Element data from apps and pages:
-*-

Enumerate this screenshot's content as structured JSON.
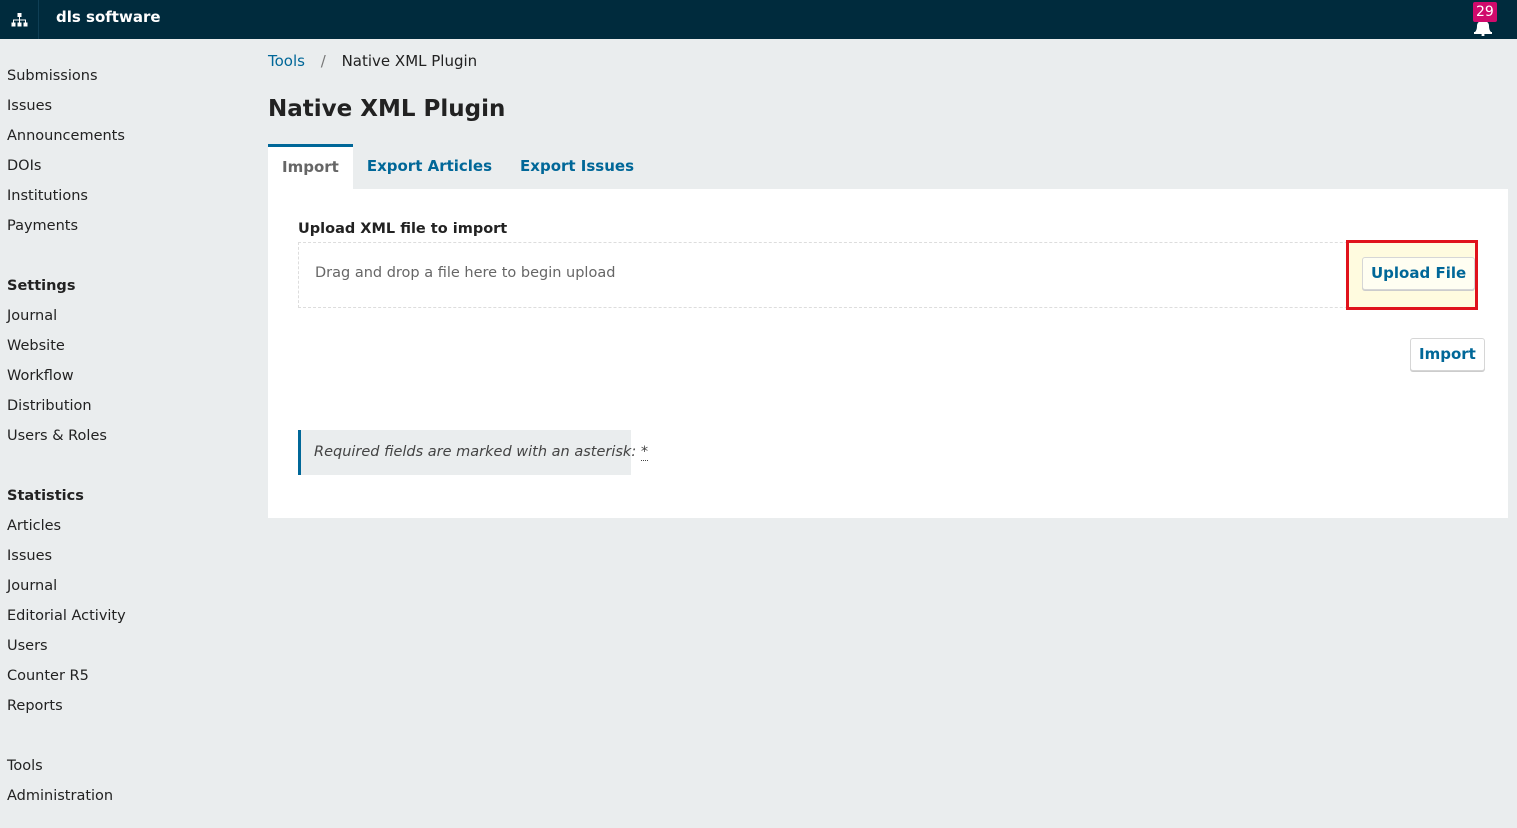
{
  "header": {
    "app_name": "dls software",
    "notifications_count": "29",
    "apps_icon": "sitemap-icon",
    "notifications_icon": "bell-icon"
  },
  "sidebar": {
    "main": [
      "Submissions",
      "Issues",
      "Announcements",
      "DOIs",
      "Institutions",
      "Payments"
    ],
    "settings_heading": "Settings",
    "settings": [
      "Journal",
      "Website",
      "Workflow",
      "Distribution",
      "Users & Roles"
    ],
    "statistics_heading": "Statistics",
    "statistics": [
      "Articles",
      "Issues",
      "Journal",
      "Editorial Activity",
      "Users",
      "Counter R5",
      "Reports"
    ],
    "other": [
      "Tools",
      "Administration"
    ]
  },
  "breadcrumb": {
    "parent": "Tools",
    "separator": "/",
    "current": "Native XML Plugin"
  },
  "page": {
    "title": "Native XML Plugin"
  },
  "tabs": [
    {
      "label": "Import",
      "active": true
    },
    {
      "label": "Export Articles",
      "active": false
    },
    {
      "label": "Export Issues",
      "active": false
    }
  ],
  "import_form": {
    "upload_label": "Upload XML file to import",
    "dropzone_text": "Drag and drop a file here to begin upload",
    "upload_button": "Upload File",
    "import_button": "Import",
    "required_note": "Required fields are marked with an asterisk:",
    "asterisk": "*"
  },
  "colors": {
    "header_bg": "#002b3d",
    "accent": "#006798",
    "badge": "#d00a6c",
    "highlight": "#e0121b"
  }
}
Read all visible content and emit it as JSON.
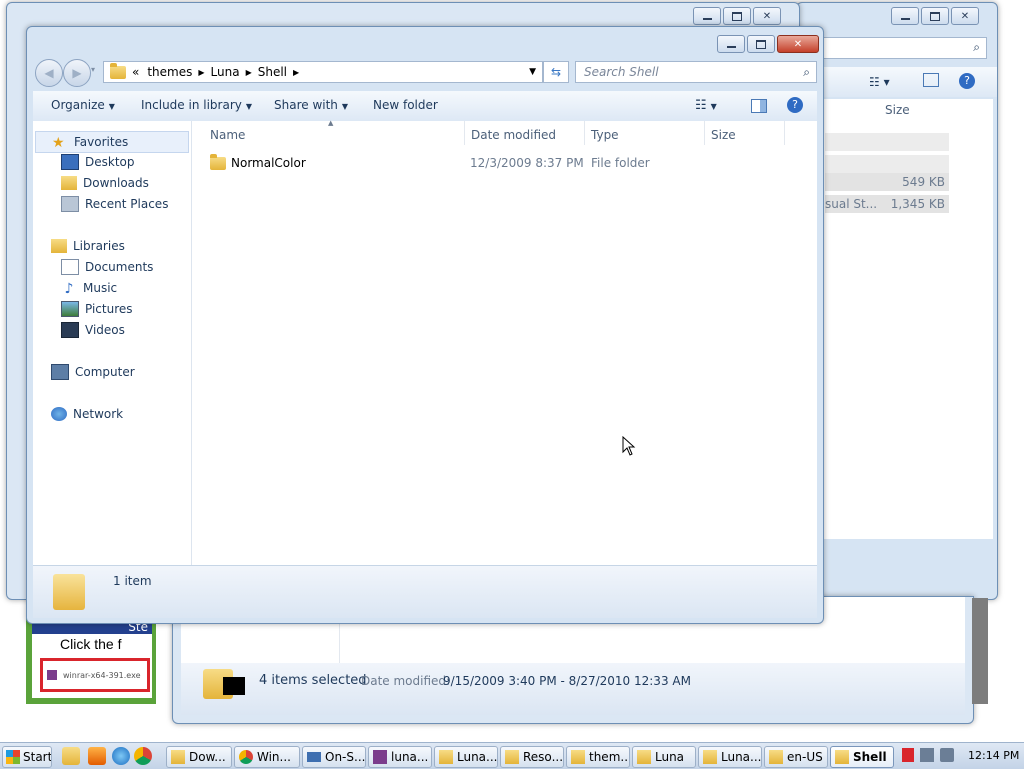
{
  "back_window_right": {
    "column_size": "Size",
    "rows": [
      {
        "name": "",
        "size": "549 KB"
      },
      {
        "name": "sual St...",
        "size": "1,345 KB"
      }
    ]
  },
  "back_window_bottom": {
    "status_count": "4 items selected",
    "date_label": "Date modified:",
    "date_range": "9/15/2009 3:40 PM - 8/27/2010 12:33 AM"
  },
  "background_page": {
    "step_text": "Ste",
    "click_text": "Click the f",
    "file_name": "winrar-x64-391.exe"
  },
  "explorer": {
    "breadcrumb": [
      "themes",
      "Luna",
      "Shell"
    ],
    "breadcrumb_prefix": "«",
    "search_placeholder": "Search Shell",
    "toolbar": {
      "organize": "Organize",
      "include_in_library": "Include in library",
      "share_with": "Share with",
      "new_folder": "New folder"
    },
    "nav": {
      "favorites": "Favorites",
      "desktop": "Desktop",
      "downloads": "Downloads",
      "recent_places": "Recent Places",
      "libraries": "Libraries",
      "documents": "Documents",
      "music": "Music",
      "pictures": "Pictures",
      "videos": "Videos",
      "computer": "Computer",
      "network": "Network"
    },
    "columns": {
      "name": "Name",
      "date_modified": "Date modified",
      "type": "Type",
      "size": "Size"
    },
    "files": [
      {
        "name": "NormalColor",
        "date_modified": "12/3/2009 8:37 PM",
        "type": "File folder",
        "size": ""
      }
    ],
    "status": "1 item"
  },
  "taskbar": {
    "start": "Start",
    "items": [
      "Dow...",
      "Win...",
      "On-S...",
      "luna...",
      "Luna...",
      "Reso...",
      "them...",
      "Luna",
      "Luna...",
      "en-US",
      "Shell"
    ],
    "active_index": 10,
    "clock": "12:14 PM"
  },
  "colors": {
    "accent": "#1e395b",
    "close_button": "#c4402a",
    "folder": "#e4b43a"
  }
}
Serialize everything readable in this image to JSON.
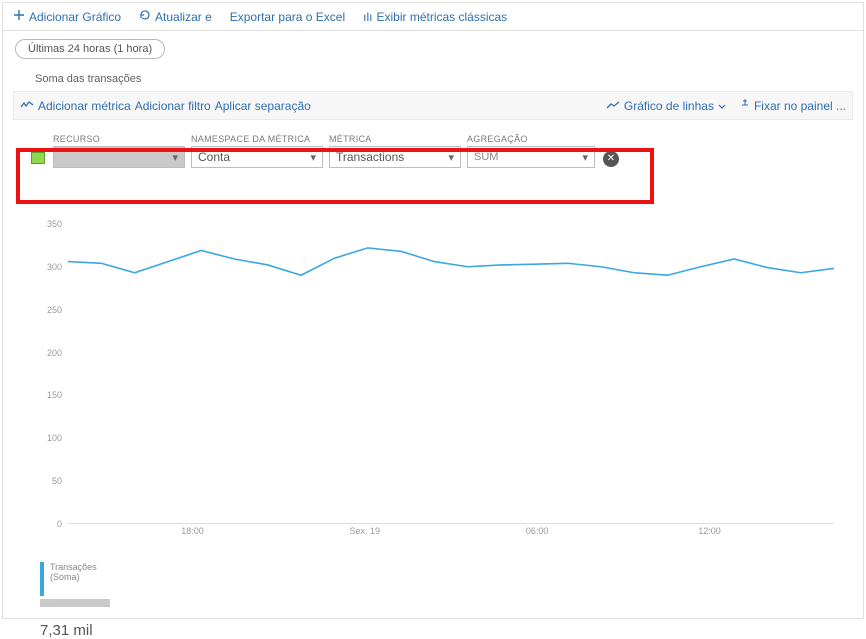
{
  "toolbar": {
    "add_chart": "Adicionar Gráfico",
    "update": "Atualizar e",
    "export_excel": "Exportar para o Excel",
    "show_classic": "Exibir métricas clássicas"
  },
  "time_chip": "Últimas 24 horas (1 hora)",
  "section_title": "Soma das transações",
  "sub_toolbar": {
    "add_metric": "Adicionar métrica",
    "add_filter": "Adicionar filtro",
    "apply_split": "Aplicar separação",
    "line_chart": "Gráfico de linhas",
    "pin": "Fixar no painel ..."
  },
  "fields": {
    "recurso": {
      "label": "RECURSO",
      "value": ""
    },
    "namespace": {
      "label": "NAMESPACE DA MÉTRICA",
      "value": "Conta"
    },
    "metrica": {
      "label": "MÉTRICA",
      "value": "Transactions"
    },
    "agregacao": {
      "label": "AGREGAÇÃO",
      "value": "SUM"
    }
  },
  "legend": {
    "name": "Transações (Soma)",
    "value": "7,31 mil"
  },
  "chart_data": {
    "type": "line",
    "title": "Soma das transações",
    "xlabel": "",
    "ylabel": "",
    "ylim": [
      0,
      350
    ],
    "y_ticks": [
      0,
      50,
      100,
      150,
      200,
      250,
      300,
      350
    ],
    "x_ticks": [
      "18:00",
      "Sex. 19",
      "06:00",
      "12:00"
    ],
    "x": [
      0,
      1,
      2,
      3,
      4,
      5,
      6,
      7,
      8,
      9,
      10,
      11,
      12,
      13,
      14,
      15,
      16,
      17,
      18,
      19,
      20,
      21,
      22,
      23
    ],
    "series": [
      {
        "name": "Transações (Soma)",
        "color": "#3aa6e2",
        "values": [
          306,
          304,
          293,
          306,
          319,
          309,
          302,
          290,
          310,
          322,
          318,
          306,
          300,
          302,
          303,
          304,
          300,
          293,
          290,
          300,
          309,
          299,
          293,
          298
        ]
      }
    ]
  }
}
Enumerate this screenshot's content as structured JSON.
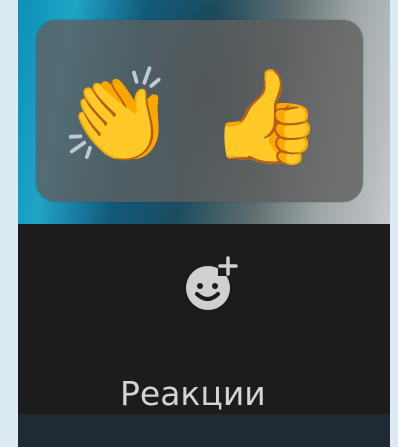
{
  "reactions_popup": {
    "items": [
      {
        "icon": "clapping-hands-icon",
        "glyph": "👏"
      },
      {
        "icon": "thumbs-up-icon",
        "glyph": "👍"
      }
    ]
  },
  "toolbar": {
    "reactions_label": "Реакции",
    "reactions_icon": "add-reaction-icon"
  },
  "colors": {
    "panel_bg": "#1c1c1c",
    "label_text": "#d4d4d4",
    "icon_fill": "#d0d0d0"
  }
}
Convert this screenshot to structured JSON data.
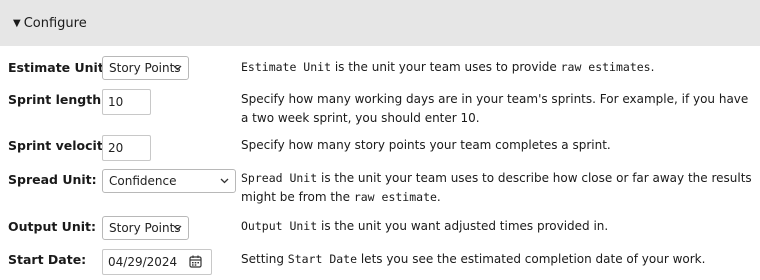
{
  "configure": {
    "summary_label": "Configure"
  },
  "fields": {
    "estimate_unit": {
      "label": "Estimate Unit:",
      "value": "Story Points",
      "desc_code1": "Estimate Unit",
      "desc_text1": " is the unit your team uses to provide ",
      "desc_code2": "raw estimates",
      "desc_text2": "."
    },
    "sprint_length": {
      "label": "Sprint length:",
      "value": "10",
      "desc": "Specify how many working days are in your team's sprints. For example, if you have a two week sprint, you should enter 10."
    },
    "sprint_velocity": {
      "label": "Sprint velocity:",
      "value": "20",
      "desc": "Specify how many story points your team completes a sprint."
    },
    "spread_unit": {
      "label": "Spread Unit:",
      "value": "Confidence",
      "desc_code1": "Spread Unit",
      "desc_text1": " is the unit your team uses to describe how close or far away the results might be from the ",
      "desc_code2": "raw estimate",
      "desc_text2": "."
    },
    "output_unit": {
      "label": "Output Unit:",
      "value": "Story Points",
      "desc_code1": "Output Unit",
      "desc_text1": " is the unit you want adjusted times provided in."
    },
    "start_date": {
      "label": "Start Date:",
      "value": "04/29/2024",
      "desc_text1": "Setting ",
      "desc_code1": "Start Date",
      "desc_text2": " lets you see the estimated completion date of your work."
    }
  },
  "icons": {
    "summary_toggle": "triangle-down",
    "select_chevron": "chevron-down",
    "date_picker": "calendar"
  }
}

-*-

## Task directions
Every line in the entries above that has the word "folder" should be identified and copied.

## Response area
      "new_folder": "New folder"
        "type": "File folder",
    "folder": "#e4b43a"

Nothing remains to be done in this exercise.